The story of Clash at the Cabinet of Dr. Pretorius 1918 is embedded in Finnish history so I might've missed important undertones but I believe it goes as follows: Dr. Pretorius (Anu Panula) is a mad scientist transforming innocent victims of the Finnish civil war into monsters for her research on the Leviathan strain, a virus which technically raises the dead. Only problem is that bodies need to be fresh and intact or they turn into violent and soullless creatures. Life is peachy for Dr. Pretorius and her assistant Matti (Harri Huttunen) who have a deal with the army to collect corpses of execution victims and whatever dead body they can find. This precarious balance lasts until the good doctor ends up hauling the wrong corpse home.
Clash at the Cabinet of Dr. Pretorius 1918 is an expressionist found footage movie with Lovecraftian undertones. Ambitious, I know. But does it work? Kind of. It was filmed on 8mm reel, which is the best thing it has going for itself. Director Juho Aittanen makes great use of the rough and peculiar aesthetic of this ancient technology. If you thought early century German expressionist movies were frightening, wait until you see Aittanen's contemporary horror sensibilities filmed through an 8mm lens. His "zombies" are the stuff of nightmares. They put their modern counterparts to shame, really. The movie works on an aesthetic and emotional level the same way old expressionist movies did and still do today. Clash at the Cabinet of Dr. Pretorius 1918 transcends its simple storyline using a simple and ancient idea which can be traced back to Mary Shelley: Science and technology can be used to create terrible, terrible things.
The constant juxtaposition of 8mm, expressionism and contemporary sensibilities eventually becomes a problem for Clash at the Cabinet of Dr. Pretorius 1918. The issue is both technical an stylistic.
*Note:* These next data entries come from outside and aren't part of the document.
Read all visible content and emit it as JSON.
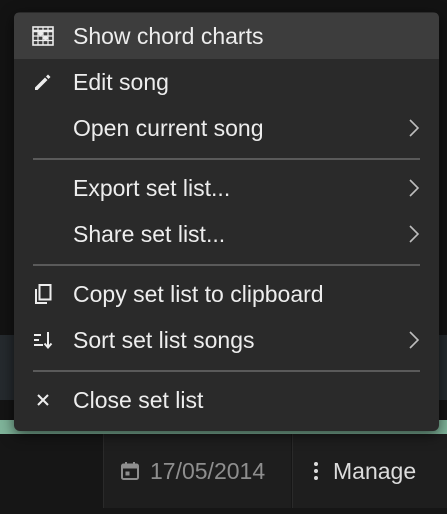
{
  "menu": {
    "items": [
      {
        "label": "Show chord charts",
        "icon": "chord-chart-icon",
        "has_submenu": false,
        "highlighted": true
      },
      {
        "label": "Edit song",
        "icon": "pencil-icon",
        "has_submenu": false,
        "highlighted": false
      },
      {
        "label": "Open current song",
        "icon": "",
        "has_submenu": true,
        "highlighted": false
      },
      {
        "label": "Export set list...",
        "icon": "",
        "has_submenu": true,
        "highlighted": false
      },
      {
        "label": "Share set list...",
        "icon": "",
        "has_submenu": true,
        "highlighted": false
      },
      {
        "label": "Copy set list to clipboard",
        "icon": "copy-icon",
        "has_submenu": false,
        "highlighted": false
      },
      {
        "label": "Sort set list songs",
        "icon": "sort-icon",
        "has_submenu": true,
        "highlighted": false
      },
      {
        "label": "Close set list",
        "icon": "close-icon",
        "has_submenu": false,
        "highlighted": false
      }
    ]
  },
  "bottom_bar": {
    "date": "17/05/2014",
    "date_icon": "calendar-icon",
    "manage_label": "Manage",
    "manage_icon": "more-vertical-icon"
  },
  "colors": {
    "menu_bg": "#2a2a2a",
    "menu_highlight": "#3d3d3d",
    "accent_green": "#7fb49a"
  }
}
The sheer quality of the sound clashes with the found footage/expressionist endeavor. The images of Clash at the Cabinet of Dr. Pretorius 1918 are timeless and terrifying but the dubbing sounds like it was made in a high priced studio and make it looks like film students recorded over an old movie. So, that was clumsy. I believe it would've worked considerably better as a silent film. I had other issues with narrative choices, which seemed much too modern for desired approach (army officer dramatically rescuing his brother from the doctor's embrace). The torn nature of Clash at the Cabinet of Dr. Pretorius 1918 reminded me of my copy of F.W Murnau's Nosferatu which inexplicably plays with Type O Negative's album October Rust for soundtrack. Love Peter Steele as much as the next guy, but there isn't anything weirder in the world than watching the immortal Max Schreck do his thing to My Girlfriend's Girlfriend.
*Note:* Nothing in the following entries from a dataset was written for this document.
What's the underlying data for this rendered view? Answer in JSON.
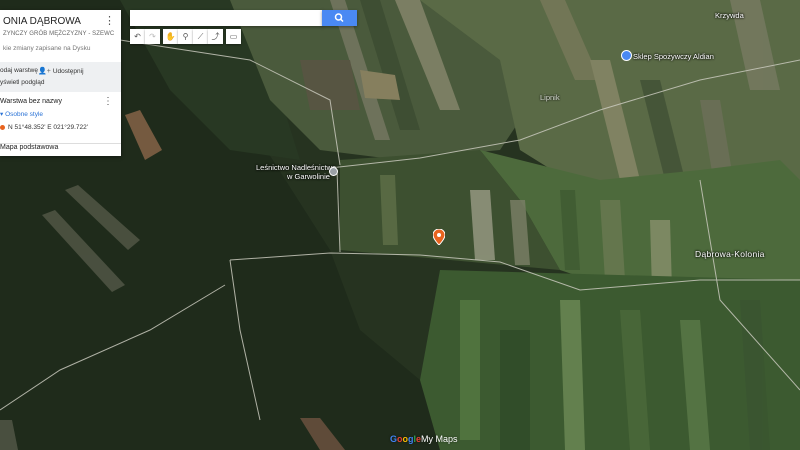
{
  "panel": {
    "title": "ONIA DĄBROWA",
    "subtitle": "ZYNCZY GRÓB MĘŻCZYZNY - SZEWC",
    "saved": "kie zmiany zapisane na Dysku",
    "add_layer": "odaj warstwę",
    "share": "Udostępnij",
    "preview": "yświetl podgląd",
    "layer_name": "Warstwa bez nazwy",
    "styles": "Osobne style",
    "pin_coords": "N 51°48.352' E 021°29.722'",
    "base_map": "Mapa podstawowa"
  },
  "search": {
    "placeholder": ""
  },
  "toolbar": {
    "undo": "undo-icon",
    "redo": "redo-icon",
    "pan": "hand-icon",
    "marker": "marker-icon",
    "line": "draw-line-icon",
    "route": "route-icon",
    "measure": "ruler-icon"
  },
  "map_labels": {
    "kozlow": "Krzywda",
    "shop": "Sklep Spożywczy Aldian",
    "village": "Lipnik",
    "forestry_line1": "Leśnictwo  Nadleśnictwo",
    "forestry_line2": "w Garwolinie",
    "dabrowa": "Dąbrowa-Kolonia"
  },
  "logo": {
    "g": "G",
    "o1": "o",
    "o2": "o",
    "gg": "g",
    "l": "l",
    "e": "e",
    "mymaps": "My Maps"
  },
  "colors": {
    "search_blue": "#4a89f3",
    "pin_orange": "#e8631e",
    "shop_blue": "#4a89f3"
  }
}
The great thing about Clash at the Cabinet of Dr. Pretorius 1918 is that you can watch it online here and make your own damn opinion about it. While it title is unfortunately similar to classic expressionist film The Cabinet of Dr. Caligari let me reassure you, it isn't a pastiche of any kind. It has very little to do with the 1920 terror classic. Anyway, Clash at the Cabinet of Dr. Pretorius 1918 is Juho Aittanen's first movie and while it suffers from odd technical and narrative choices, it shows vision, originality and a knack for aesthetics of terror. Early century German Expressionism terrified several generations of movie enthusiasts but contemporary horror filmmaking draws little inspiration from it. Clash at the Cabinet of Dr. Pretorius 1918 is an interesting and at times genuinely terrifying experiment with the genre. It sure is worth the twenty minutes of your time it requires. Give it a shot. It's free and it'll unearth some deeply-rooted terrors.